Jan. 13  Very cold this Sunday.  All ok  Checking accounts & find myself in a bad way.  Must write a letter to Bob.

Feb. 10  Quiet Sabbath.  Michael some better.  Winter hanging in there.  It snowing a little to-day.  Have a army group picture from Bob.

Feb. 17.  A quiet Sabbath.  Freddie in deep trouble.  Sharon has a car.  Wrote another letter to Bob.  Filed my gross taxes.

March 3  Michael started walking the 26 of February.  Helen and Robbie taught him with a cigarrette lighter he wanted.  Had a heavy snow last Friday about like last year.  Worked over time again.  Make the third week.  Bear-Cats win the Sectional.  Freddie still in jail.  Bob doing his for Uncle Sam.  I’m very discouraged.

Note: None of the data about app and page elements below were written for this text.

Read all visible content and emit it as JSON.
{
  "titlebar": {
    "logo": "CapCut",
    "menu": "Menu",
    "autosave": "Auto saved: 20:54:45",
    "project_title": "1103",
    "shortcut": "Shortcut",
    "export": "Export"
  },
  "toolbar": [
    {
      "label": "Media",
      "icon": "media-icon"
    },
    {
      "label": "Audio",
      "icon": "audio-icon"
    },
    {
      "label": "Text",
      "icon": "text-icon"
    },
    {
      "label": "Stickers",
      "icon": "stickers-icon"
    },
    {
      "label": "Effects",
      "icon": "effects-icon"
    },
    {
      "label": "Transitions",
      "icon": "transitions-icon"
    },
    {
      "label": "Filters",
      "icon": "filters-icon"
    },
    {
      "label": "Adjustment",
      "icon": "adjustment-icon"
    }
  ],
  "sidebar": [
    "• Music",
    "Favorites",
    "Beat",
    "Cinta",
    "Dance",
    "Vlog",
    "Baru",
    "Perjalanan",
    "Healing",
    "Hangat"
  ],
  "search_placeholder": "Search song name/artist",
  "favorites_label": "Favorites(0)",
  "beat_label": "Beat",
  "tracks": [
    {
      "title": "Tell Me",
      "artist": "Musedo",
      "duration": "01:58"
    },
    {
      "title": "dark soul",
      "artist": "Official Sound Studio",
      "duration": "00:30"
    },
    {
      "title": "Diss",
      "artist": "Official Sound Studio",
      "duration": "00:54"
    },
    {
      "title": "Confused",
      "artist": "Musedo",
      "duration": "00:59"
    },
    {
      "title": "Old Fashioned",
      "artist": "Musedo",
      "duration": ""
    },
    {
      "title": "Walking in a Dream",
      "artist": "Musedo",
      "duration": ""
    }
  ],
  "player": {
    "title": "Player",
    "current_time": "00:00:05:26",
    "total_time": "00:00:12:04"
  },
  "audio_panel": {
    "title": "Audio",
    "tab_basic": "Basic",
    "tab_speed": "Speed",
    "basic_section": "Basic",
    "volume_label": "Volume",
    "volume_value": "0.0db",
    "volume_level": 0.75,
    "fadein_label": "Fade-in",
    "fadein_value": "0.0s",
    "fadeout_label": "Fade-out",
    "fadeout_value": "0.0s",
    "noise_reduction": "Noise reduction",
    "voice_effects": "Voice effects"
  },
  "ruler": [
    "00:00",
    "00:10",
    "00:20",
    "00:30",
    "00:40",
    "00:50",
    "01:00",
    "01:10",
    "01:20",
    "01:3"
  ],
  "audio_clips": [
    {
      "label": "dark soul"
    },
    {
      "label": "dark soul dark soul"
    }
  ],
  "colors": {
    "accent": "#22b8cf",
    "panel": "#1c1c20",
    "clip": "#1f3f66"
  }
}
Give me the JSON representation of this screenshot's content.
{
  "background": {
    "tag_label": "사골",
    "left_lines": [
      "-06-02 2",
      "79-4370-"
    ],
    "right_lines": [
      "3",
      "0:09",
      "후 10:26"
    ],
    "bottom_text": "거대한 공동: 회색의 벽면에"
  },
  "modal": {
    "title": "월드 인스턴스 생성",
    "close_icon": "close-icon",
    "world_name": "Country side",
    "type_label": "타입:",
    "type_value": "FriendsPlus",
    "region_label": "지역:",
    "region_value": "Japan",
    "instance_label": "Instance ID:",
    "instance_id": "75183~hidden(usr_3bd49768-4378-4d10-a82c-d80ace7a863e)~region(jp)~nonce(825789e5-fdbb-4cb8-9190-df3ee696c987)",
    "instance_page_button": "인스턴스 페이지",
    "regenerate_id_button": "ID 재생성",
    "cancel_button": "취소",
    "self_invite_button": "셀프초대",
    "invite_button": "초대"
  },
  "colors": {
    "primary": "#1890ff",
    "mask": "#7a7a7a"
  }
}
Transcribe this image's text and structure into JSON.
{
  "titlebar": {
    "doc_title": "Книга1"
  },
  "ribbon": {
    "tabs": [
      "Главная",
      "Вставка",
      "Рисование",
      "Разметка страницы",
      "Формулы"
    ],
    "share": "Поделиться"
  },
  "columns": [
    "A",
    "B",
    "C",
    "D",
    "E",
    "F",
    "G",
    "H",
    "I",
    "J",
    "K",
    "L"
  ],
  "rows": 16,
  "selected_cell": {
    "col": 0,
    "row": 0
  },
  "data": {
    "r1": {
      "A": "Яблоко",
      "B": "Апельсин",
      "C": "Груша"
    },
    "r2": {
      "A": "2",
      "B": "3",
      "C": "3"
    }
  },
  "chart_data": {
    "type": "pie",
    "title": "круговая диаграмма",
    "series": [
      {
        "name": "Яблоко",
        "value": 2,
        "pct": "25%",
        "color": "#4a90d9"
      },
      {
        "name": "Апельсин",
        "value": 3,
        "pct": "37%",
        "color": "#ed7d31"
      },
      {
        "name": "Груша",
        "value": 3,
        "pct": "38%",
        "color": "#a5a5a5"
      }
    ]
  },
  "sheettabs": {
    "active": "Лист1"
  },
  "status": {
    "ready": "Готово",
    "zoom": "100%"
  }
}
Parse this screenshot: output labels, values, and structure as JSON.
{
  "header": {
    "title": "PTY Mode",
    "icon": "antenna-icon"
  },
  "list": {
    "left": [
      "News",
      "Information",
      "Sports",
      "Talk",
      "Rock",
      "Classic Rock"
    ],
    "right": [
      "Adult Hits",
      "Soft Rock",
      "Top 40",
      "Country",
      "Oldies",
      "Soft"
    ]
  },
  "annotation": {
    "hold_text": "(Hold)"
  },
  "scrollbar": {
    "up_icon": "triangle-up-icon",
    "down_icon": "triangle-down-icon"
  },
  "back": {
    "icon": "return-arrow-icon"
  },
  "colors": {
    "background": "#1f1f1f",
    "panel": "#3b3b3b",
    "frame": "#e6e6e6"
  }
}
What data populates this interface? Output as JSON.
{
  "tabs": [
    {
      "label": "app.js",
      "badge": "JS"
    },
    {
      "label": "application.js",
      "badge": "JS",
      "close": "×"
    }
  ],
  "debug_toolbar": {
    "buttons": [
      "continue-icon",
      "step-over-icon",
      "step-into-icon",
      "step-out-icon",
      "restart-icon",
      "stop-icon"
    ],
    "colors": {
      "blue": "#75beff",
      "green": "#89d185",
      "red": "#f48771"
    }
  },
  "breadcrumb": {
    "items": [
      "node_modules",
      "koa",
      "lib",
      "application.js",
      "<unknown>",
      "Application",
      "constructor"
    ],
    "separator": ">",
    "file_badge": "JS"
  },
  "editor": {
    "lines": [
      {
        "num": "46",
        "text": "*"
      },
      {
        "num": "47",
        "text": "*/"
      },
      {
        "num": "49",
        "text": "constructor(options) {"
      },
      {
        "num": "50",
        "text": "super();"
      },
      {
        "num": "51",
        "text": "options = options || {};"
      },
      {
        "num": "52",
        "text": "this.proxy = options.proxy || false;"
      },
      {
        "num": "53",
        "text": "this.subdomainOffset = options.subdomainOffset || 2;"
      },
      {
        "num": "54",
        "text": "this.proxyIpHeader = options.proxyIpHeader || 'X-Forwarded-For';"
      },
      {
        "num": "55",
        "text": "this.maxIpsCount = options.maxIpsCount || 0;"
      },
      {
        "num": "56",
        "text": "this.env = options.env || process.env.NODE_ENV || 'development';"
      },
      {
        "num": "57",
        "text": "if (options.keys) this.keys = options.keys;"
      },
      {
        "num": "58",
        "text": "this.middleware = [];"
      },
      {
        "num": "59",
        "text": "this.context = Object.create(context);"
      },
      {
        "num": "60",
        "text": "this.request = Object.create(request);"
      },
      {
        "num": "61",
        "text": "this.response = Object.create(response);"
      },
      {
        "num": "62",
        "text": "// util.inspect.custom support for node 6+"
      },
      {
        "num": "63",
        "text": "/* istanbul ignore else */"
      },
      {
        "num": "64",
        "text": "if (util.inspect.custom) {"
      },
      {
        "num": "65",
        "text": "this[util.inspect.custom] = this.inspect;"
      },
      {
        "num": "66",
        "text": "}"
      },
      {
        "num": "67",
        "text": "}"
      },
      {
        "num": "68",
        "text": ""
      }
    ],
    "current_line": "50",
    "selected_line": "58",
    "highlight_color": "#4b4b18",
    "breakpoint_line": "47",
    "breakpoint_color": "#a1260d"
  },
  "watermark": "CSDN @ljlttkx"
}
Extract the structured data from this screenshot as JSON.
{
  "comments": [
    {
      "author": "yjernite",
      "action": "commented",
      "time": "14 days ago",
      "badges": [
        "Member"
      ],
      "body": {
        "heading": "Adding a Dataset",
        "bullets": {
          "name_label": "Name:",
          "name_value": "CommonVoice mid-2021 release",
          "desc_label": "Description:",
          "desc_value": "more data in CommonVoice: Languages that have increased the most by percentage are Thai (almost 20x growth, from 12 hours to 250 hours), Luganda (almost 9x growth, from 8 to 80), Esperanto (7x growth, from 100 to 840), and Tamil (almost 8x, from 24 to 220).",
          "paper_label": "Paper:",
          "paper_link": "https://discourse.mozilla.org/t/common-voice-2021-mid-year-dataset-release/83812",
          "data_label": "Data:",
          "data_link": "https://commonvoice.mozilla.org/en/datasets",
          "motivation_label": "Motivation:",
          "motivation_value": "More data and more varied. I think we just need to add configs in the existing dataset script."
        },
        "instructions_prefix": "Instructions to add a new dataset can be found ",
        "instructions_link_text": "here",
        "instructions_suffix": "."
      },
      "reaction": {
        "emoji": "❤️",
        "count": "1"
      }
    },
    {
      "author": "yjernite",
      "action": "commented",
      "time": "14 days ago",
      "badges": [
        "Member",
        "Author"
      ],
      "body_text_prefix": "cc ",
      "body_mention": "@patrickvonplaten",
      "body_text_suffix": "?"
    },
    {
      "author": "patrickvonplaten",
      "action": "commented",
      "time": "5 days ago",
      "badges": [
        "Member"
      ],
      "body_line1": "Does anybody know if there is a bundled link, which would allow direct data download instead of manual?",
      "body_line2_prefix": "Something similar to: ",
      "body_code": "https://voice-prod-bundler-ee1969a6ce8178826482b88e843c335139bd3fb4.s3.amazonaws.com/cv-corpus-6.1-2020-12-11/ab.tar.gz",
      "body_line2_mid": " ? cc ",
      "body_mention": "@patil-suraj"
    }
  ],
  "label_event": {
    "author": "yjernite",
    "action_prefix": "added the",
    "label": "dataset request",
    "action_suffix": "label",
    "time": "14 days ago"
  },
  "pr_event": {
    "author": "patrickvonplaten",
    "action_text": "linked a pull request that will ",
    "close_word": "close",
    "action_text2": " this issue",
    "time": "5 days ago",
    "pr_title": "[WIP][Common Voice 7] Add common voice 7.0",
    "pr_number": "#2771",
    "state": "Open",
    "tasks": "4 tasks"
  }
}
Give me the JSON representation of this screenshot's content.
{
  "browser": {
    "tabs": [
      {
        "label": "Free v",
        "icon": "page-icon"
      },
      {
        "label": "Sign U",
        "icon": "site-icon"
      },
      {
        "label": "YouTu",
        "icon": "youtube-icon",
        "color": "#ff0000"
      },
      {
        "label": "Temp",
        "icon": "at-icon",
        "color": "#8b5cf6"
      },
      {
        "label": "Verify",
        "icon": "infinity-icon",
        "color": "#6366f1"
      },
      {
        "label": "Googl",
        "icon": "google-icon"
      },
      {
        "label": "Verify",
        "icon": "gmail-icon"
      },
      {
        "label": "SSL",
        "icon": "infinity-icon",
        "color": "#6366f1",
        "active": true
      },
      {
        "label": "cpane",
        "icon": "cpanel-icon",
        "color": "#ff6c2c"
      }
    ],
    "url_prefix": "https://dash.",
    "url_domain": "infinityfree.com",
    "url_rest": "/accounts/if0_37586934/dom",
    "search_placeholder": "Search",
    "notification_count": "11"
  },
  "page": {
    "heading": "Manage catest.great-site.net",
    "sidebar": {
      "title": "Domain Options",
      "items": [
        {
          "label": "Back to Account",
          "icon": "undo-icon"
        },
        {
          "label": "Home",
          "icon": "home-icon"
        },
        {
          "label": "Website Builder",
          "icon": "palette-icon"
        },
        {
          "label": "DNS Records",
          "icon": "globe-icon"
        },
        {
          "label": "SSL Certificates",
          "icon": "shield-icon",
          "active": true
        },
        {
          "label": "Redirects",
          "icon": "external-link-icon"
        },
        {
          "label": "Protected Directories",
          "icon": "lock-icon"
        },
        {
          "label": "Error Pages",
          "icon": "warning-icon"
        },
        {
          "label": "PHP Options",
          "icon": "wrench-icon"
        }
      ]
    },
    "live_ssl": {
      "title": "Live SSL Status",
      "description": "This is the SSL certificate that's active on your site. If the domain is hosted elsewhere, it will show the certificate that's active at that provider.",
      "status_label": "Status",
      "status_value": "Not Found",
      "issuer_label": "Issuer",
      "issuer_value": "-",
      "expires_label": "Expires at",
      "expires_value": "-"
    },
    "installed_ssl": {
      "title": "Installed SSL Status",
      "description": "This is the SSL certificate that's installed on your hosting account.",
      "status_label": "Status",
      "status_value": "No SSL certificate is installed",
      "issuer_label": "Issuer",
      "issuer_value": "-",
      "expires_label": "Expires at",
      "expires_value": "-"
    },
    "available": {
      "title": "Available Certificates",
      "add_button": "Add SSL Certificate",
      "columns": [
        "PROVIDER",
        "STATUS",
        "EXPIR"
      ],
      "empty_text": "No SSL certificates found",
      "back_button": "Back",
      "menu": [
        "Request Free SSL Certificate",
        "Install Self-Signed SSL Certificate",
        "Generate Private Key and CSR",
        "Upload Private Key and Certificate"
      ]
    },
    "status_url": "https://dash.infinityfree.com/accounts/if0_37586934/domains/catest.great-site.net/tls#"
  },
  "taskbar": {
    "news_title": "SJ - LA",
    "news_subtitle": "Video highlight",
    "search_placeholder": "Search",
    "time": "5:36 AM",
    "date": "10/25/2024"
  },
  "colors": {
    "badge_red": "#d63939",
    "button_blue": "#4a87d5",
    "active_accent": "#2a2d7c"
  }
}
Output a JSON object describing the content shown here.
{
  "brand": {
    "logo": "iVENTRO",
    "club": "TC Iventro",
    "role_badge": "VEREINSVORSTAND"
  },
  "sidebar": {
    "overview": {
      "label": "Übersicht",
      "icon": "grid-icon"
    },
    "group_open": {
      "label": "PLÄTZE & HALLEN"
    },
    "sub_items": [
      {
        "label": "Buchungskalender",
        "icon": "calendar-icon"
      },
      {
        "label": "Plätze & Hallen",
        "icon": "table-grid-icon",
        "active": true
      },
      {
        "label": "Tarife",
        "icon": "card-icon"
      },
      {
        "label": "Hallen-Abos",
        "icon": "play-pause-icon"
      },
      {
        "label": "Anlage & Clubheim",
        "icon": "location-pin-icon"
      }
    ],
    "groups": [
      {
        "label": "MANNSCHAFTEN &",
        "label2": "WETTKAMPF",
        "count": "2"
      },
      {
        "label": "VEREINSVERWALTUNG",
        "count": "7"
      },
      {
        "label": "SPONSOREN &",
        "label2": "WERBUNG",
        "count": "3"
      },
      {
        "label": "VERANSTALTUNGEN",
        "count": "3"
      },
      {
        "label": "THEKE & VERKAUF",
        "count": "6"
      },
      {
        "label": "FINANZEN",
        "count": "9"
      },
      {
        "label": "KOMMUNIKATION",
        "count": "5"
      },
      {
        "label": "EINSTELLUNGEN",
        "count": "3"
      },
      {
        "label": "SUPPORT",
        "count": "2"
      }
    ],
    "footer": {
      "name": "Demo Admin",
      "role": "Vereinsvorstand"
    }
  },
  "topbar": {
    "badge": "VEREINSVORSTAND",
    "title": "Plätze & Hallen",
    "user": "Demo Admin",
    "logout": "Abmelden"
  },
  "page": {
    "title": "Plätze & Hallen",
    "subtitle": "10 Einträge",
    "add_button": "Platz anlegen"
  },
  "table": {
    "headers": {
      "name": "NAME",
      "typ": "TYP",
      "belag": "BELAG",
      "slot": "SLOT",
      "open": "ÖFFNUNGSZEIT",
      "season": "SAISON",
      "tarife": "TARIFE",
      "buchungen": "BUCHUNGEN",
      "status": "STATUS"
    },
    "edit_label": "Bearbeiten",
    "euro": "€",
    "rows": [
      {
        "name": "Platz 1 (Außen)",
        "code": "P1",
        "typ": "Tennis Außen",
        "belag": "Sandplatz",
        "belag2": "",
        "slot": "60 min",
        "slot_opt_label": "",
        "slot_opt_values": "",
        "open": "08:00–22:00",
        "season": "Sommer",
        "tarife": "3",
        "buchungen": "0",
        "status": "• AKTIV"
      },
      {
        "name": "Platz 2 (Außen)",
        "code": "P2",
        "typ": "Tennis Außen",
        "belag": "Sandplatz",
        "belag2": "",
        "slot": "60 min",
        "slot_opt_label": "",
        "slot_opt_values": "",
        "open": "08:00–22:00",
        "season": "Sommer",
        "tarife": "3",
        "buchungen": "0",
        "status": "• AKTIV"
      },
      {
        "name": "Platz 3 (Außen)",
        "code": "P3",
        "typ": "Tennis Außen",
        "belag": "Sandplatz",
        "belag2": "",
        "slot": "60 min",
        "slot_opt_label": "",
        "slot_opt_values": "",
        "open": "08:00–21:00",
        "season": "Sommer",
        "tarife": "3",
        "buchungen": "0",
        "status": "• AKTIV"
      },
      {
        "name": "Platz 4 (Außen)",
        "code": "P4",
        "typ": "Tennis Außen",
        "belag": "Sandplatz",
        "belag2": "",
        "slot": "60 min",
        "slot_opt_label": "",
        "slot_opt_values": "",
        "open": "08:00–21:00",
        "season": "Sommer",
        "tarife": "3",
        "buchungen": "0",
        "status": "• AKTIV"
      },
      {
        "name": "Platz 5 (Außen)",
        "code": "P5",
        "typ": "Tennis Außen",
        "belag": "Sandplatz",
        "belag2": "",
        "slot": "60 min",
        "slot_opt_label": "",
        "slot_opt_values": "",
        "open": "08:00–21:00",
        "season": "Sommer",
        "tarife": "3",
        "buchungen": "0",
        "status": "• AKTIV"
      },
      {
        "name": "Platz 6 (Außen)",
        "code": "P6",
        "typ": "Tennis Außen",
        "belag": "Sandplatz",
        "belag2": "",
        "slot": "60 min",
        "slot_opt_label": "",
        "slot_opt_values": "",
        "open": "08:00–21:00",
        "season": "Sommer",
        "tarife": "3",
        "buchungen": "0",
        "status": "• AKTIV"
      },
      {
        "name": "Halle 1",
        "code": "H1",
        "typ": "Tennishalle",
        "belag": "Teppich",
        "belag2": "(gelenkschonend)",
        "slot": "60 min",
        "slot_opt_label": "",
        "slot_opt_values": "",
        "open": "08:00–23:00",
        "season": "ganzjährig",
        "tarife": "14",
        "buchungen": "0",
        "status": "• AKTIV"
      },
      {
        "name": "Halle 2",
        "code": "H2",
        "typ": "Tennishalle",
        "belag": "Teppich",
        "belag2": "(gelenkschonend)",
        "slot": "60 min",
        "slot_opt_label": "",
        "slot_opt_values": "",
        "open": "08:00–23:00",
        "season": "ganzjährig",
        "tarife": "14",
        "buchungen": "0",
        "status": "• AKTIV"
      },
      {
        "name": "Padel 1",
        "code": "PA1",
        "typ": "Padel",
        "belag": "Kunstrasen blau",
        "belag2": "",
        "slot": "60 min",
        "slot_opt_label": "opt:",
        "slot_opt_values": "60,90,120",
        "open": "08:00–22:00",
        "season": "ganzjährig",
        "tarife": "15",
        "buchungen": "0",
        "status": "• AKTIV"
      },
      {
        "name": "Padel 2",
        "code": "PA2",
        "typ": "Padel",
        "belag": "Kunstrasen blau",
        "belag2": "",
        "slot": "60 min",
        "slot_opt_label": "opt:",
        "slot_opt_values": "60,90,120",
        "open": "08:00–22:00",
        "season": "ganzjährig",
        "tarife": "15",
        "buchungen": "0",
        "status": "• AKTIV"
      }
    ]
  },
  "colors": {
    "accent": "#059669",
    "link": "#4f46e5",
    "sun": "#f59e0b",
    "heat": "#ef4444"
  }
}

March 11 – Cold and rainy.  Freddie’s lawyer to try for lower bond.  All are well except for cases of nerves  Sharon here for a little while Sunday.  Bob called.  Needed money which I couldn’t spare.  Work six days the past two weeks  May God be with us & love us!  “Bear-Cats” win at New Castle Regional.

March 17.  Cloudy & warm.  All are well this quiet Sabbath day.  Have hope for Freddie now.  May God be with us.  The “Bear-Cats” win Semi-finals at Indianapolis.  Have worked the last three Saturdays “by the grace of God.”  No letter from Bobby this week.

March 24,  A very lovely Sabbath with sunny skies.  No word from Robert this past week.  Freddie home on bond.  Sharon some better after a nervis collapse.  Michael ok.  “Bear Cats” win state Crown  65 to 61  Worked six days but finnacial standing very precarious.  Had so many extra expenses

April 1st  Very warm & nice this morning after raining all day yesterday.  Lord has been good.

July 25  The weather hot.  Having some rain after long dry spell.  Things are very discouraging.  Freddie in trouble again an in jail.  Was jailed July 13 for forgery.  This time he was played for a sucker.

Robert in Alaska for a couple of months Seems to be doing better. 

The basement & garage full of Freddie & Sharons junk.  Very depressing to look upon. 

Margie some better from a bad ulcer. 

Michael doing fine.  Was 32” in height and weighed 23 lbs at 18 months

Am losing all hope